╭─ Data provided

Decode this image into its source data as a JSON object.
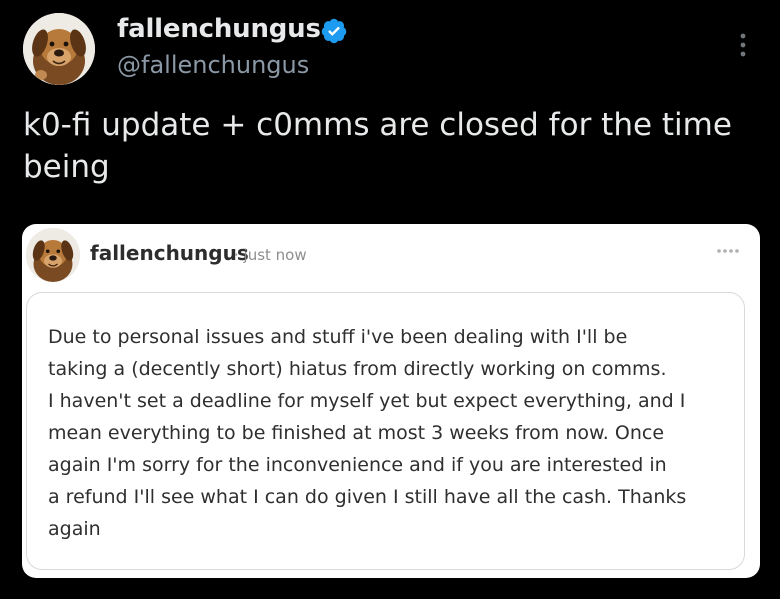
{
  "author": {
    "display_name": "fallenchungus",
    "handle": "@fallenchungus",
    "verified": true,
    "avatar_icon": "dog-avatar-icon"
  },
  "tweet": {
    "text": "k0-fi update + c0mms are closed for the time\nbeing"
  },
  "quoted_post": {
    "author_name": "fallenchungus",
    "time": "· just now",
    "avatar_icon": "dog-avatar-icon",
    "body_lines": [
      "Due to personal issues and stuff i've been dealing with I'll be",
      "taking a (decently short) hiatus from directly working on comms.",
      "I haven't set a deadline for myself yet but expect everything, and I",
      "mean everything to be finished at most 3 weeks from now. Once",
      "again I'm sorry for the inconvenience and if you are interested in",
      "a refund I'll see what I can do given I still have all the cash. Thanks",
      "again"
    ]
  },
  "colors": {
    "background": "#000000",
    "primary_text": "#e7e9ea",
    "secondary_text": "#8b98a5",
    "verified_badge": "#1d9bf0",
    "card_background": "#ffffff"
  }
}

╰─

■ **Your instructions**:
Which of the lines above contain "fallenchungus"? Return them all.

■ **Solution to this problem**:
    "display_name": "fallenchungus",
    "handle": "@fallenchungus",
    "author_name": "fallenchungus",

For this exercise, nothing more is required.